Data supplied:
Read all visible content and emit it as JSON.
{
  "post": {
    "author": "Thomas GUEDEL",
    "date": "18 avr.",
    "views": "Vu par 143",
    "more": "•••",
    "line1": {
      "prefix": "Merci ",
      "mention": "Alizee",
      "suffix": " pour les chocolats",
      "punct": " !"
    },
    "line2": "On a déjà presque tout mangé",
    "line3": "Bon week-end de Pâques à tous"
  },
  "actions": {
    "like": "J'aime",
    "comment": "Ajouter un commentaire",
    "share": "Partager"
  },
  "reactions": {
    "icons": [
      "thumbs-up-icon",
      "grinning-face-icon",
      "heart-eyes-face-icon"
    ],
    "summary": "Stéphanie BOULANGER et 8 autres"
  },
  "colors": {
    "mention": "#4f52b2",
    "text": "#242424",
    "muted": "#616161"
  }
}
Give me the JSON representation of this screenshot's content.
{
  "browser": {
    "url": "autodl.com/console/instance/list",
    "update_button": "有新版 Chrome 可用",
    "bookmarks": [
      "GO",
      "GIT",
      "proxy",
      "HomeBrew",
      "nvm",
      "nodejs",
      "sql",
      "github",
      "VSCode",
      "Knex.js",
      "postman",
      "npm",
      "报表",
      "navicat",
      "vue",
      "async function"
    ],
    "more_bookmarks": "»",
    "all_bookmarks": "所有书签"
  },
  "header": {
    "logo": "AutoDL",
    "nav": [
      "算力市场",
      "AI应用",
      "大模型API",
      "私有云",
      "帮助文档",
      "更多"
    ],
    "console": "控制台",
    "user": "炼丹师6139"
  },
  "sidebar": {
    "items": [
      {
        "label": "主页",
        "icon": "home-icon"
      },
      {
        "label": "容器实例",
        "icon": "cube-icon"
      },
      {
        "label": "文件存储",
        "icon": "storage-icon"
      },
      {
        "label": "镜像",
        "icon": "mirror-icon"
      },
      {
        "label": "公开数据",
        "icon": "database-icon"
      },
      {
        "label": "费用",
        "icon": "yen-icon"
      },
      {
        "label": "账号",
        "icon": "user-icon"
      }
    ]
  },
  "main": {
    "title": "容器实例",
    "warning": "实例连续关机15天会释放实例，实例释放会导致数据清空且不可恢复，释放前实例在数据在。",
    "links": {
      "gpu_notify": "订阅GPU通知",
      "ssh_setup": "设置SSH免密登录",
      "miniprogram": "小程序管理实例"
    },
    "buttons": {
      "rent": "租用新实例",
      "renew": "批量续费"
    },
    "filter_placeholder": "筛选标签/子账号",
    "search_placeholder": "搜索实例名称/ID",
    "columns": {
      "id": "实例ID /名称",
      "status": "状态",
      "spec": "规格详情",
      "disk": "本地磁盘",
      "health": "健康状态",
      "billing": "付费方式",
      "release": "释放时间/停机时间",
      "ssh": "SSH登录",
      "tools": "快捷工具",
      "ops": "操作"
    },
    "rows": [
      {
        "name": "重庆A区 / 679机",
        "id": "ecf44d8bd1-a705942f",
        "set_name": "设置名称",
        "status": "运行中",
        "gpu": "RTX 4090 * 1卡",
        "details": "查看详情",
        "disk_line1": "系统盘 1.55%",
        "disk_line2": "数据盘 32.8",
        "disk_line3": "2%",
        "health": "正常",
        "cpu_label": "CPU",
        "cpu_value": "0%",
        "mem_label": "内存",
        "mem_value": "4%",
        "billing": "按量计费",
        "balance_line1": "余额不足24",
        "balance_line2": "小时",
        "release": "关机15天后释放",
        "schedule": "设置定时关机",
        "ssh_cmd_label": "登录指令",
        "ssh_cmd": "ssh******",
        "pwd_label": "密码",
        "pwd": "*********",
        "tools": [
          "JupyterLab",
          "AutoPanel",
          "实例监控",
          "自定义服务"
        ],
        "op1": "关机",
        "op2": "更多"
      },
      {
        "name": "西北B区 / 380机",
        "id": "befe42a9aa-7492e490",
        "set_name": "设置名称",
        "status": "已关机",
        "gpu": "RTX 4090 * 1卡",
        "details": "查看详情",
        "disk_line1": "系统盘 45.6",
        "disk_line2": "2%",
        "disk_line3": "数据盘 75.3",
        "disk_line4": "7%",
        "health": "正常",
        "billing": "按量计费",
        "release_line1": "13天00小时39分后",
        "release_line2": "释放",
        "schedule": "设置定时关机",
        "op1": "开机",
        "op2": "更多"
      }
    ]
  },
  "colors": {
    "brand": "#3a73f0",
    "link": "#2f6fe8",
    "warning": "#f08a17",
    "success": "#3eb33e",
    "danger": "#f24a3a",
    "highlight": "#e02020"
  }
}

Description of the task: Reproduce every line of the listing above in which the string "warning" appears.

Final answer:
    "warning": "实例连续关机15天会释放实例，实例释放会导致数据清空且不可恢复，释放前实例在数据在。",
    "warning": "#f08a17",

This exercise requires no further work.